Rates are rallying as China replenishes stockpiles of iron ore, a steelmaking raw material and the largest dry-bulk cargo hauled at sea. That’s drawing hedge funds and other investors back to the market, said Alex Gray, chief executive officer of Clarkson Securities Ltd., the derivatives unit of the world’s largest shipbroker. Capesize rates are still down 88 percent from the peak in June 2008.
“There’s no other commodity market out there that goes up five times multiples,” Gray said. “Freight is considered to be a very good bellwether for worldwide growth. Investors are looking at the freight market moving once again and saying, ‘Is this the beginning of something big?’”
While port congestion and delays are helping to lift rates, stronger Chinese demand can’t be ignored, Gray said. Steel production in China rose to a record 91.9 million metric tons in August, data compiled by Bloomberg show. Iron-ore imports gained to 69 million tons last month, within 6 percent of July’s all- time high, according to customs data.
Volume and open interest for dry-bulk freight swaps rose to 50,363 lots in the week ended Sept. 9, according to the Baltic Exchange. That was the highest level since the 50,445 lots tallied in the week of Oct. 20, 2008, its data showed. Daily Capesize rates as gauged by the exchange were at $29,186 yesterday, compared with $5,171 at the end of May." - source Bloomberg.

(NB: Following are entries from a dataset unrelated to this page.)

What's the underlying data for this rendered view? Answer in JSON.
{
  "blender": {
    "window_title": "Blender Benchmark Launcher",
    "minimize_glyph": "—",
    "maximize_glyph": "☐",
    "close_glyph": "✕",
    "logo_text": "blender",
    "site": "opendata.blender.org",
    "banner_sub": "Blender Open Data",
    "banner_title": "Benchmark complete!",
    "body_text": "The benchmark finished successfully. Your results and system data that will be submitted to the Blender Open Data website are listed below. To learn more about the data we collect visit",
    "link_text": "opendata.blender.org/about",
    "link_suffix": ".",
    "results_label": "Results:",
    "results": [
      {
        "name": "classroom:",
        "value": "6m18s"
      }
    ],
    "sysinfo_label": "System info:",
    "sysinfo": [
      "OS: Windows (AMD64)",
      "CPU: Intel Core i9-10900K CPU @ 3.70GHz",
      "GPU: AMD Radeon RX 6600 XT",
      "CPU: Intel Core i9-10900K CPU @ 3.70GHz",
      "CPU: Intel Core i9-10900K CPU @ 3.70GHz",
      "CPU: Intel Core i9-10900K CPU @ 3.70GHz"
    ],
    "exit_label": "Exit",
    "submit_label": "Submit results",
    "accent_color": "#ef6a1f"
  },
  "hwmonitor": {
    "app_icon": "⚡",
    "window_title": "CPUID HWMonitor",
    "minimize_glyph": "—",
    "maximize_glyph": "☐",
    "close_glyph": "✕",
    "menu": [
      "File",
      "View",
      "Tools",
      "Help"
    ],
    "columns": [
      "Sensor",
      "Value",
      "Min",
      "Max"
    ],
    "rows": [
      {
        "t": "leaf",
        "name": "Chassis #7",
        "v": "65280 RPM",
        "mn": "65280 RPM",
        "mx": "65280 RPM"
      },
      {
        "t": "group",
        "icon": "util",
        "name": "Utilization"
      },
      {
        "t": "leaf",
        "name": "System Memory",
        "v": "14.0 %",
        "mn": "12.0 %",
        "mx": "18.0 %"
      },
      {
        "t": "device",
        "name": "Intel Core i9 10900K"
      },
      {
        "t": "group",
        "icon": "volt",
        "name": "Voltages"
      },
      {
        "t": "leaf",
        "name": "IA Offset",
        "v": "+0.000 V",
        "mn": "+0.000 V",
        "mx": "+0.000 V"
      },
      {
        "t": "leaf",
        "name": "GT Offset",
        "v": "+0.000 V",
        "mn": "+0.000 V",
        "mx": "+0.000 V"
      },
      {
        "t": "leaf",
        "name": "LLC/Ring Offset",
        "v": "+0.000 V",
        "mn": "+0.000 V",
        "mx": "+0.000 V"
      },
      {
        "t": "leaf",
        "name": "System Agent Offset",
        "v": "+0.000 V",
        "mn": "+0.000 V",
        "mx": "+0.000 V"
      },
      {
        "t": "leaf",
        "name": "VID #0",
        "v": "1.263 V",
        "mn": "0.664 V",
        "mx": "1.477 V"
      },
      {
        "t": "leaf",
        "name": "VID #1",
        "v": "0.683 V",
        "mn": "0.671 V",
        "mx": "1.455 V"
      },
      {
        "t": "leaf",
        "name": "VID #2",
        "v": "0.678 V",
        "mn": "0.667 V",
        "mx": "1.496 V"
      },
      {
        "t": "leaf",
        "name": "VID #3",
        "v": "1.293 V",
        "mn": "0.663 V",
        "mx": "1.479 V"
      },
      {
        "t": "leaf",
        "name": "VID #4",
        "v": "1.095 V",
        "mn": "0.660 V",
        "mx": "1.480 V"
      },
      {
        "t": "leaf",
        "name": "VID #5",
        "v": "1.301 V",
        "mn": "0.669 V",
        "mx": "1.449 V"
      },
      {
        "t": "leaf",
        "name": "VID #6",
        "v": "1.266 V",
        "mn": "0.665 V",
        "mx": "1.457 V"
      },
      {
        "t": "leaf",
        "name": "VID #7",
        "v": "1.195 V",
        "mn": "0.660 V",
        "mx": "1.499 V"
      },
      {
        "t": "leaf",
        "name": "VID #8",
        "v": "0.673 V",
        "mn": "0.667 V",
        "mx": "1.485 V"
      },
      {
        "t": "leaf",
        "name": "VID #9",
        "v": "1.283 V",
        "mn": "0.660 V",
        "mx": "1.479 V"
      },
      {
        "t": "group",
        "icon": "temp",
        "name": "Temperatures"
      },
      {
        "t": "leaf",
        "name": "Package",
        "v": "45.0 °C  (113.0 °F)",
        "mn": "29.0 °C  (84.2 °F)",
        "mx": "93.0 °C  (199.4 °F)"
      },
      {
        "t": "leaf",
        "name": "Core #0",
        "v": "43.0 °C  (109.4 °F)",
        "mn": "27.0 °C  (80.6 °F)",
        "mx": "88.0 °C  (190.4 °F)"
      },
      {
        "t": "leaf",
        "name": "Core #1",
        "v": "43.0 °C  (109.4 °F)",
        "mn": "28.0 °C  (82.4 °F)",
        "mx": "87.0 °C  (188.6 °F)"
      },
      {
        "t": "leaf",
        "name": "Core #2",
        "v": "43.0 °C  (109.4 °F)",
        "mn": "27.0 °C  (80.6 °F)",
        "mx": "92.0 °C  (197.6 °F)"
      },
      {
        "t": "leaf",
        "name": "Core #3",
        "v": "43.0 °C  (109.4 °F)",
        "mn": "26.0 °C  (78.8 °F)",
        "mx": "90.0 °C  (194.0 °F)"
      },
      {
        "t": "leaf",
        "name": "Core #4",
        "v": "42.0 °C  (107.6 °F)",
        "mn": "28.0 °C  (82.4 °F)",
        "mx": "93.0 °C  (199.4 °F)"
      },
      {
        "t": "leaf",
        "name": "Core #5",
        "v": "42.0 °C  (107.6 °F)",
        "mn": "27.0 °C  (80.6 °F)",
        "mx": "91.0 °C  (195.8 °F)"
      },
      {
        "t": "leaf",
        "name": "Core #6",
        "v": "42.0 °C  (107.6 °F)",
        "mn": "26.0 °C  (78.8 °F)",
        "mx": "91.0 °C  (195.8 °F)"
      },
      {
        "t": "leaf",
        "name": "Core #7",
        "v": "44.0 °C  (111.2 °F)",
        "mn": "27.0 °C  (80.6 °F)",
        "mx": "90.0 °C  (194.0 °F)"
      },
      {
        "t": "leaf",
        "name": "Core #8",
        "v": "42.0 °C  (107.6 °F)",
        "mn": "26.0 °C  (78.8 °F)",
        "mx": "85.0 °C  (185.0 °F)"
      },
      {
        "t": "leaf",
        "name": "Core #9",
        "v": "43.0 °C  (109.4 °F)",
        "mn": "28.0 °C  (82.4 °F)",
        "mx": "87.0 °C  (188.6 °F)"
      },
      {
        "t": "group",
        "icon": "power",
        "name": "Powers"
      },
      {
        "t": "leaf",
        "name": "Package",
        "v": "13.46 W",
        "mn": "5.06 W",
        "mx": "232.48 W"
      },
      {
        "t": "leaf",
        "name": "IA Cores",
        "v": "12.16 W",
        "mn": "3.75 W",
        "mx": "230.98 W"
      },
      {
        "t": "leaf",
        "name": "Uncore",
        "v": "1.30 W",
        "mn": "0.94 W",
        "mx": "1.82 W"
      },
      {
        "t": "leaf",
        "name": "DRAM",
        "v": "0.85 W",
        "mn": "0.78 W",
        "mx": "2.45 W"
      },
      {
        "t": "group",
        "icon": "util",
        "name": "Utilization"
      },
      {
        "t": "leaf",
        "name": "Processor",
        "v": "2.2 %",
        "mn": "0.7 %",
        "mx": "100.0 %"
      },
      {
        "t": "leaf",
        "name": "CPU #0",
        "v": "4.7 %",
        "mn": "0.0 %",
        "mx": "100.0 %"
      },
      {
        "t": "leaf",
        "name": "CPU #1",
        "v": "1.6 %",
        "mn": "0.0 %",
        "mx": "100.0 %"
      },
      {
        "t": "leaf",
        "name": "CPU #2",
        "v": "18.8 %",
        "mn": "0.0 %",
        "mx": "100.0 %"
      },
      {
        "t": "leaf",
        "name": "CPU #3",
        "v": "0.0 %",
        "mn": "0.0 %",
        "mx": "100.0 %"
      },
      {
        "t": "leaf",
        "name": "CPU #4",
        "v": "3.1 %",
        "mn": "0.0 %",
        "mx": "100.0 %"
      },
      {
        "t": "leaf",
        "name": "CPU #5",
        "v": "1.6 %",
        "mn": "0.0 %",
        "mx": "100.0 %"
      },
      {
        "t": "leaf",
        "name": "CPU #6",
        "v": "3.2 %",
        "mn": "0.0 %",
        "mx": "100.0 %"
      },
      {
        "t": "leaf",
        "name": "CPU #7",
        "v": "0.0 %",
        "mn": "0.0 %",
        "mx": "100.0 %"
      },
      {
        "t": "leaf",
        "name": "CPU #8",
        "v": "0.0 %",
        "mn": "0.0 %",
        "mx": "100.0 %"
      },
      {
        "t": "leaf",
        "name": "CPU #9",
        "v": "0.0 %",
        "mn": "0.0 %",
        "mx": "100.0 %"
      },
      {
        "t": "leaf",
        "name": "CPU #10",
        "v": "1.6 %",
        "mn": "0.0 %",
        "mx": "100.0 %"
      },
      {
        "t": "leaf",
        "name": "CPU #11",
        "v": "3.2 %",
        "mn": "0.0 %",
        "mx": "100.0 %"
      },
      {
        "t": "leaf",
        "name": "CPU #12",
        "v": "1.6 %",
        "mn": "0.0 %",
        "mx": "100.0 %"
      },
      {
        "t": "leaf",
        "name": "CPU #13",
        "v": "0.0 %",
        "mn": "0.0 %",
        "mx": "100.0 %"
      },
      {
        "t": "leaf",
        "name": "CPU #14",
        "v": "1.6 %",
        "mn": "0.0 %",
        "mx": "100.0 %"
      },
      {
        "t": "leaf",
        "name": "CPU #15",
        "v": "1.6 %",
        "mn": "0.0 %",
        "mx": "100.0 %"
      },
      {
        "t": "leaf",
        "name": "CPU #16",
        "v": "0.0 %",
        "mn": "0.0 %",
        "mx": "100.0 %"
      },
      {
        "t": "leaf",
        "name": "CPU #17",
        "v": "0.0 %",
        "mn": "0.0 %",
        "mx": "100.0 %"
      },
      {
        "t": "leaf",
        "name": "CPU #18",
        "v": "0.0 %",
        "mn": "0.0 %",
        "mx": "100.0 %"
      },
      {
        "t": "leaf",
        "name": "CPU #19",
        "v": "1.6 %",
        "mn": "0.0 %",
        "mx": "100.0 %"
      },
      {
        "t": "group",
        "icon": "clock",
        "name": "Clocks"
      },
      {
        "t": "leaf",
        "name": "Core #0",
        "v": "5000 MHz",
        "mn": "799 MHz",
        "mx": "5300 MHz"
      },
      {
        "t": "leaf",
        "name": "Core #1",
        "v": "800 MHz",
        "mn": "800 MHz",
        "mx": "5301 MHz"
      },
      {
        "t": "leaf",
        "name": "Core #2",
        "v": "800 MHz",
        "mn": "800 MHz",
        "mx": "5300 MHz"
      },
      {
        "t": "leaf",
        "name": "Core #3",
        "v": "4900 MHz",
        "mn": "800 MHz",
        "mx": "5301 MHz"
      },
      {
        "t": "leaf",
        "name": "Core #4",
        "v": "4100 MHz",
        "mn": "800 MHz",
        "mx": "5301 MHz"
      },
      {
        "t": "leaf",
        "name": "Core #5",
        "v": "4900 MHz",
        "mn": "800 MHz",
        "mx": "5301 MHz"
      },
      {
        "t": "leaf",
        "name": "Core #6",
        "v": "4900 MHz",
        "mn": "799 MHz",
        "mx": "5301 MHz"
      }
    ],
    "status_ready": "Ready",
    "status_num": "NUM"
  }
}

Of course when it comes to our market scoundrels and the Fed, gradually removing the "liquidity addiction" from our sugar-rushed equity markets is not going to be as easy as it was to initiate the "Cantillon effect" and its "inflationary" effects on risky assets as displayed in the below Bloomberg graph:
- source Bloomberg.

In similar fashion to QE2, QE3 triggered a significant rise in Inflation Expectations, but since the beginning of the "tapering" talks in May,  both inflation expectations as illustrated by the evolution of the 10 year US Breakeven and Gold have been sent packing, until the "untaper" time as of July which saw a significant rebound in both - graph source Bloomberg:
Of course, if you don't know where the Fed's compass is going to spin, you play the put-call parity game which is long gold (inflation and end of the dollar status) and long bonds (deflation).

Dollar index versus Gold - graph source Bloomberg:
The Fed postponing its "tap dancing" has led to a weakening of the Greenback and a bounce back of gold in the process.

On a final note, in these jitteriness, Japan has continued to shine, and we expect Japan to continue to do so to the benefit of our market scoundrels - graph source Bloomberg:

Helped by lower volatility and has indicated by tighter spreads in the Itraxx Japan - graph source Bloomberg:

For a simple reason: labor cash earnings growth - graph source - Datastream / Fathom Consulting:

"Knowledge is of two kinds. We know a subject ourselves, or we know where we can find information upon it." - Samuel Johnson, English author.

Stay tuned!

No comments:

Post a Comment

View My Stats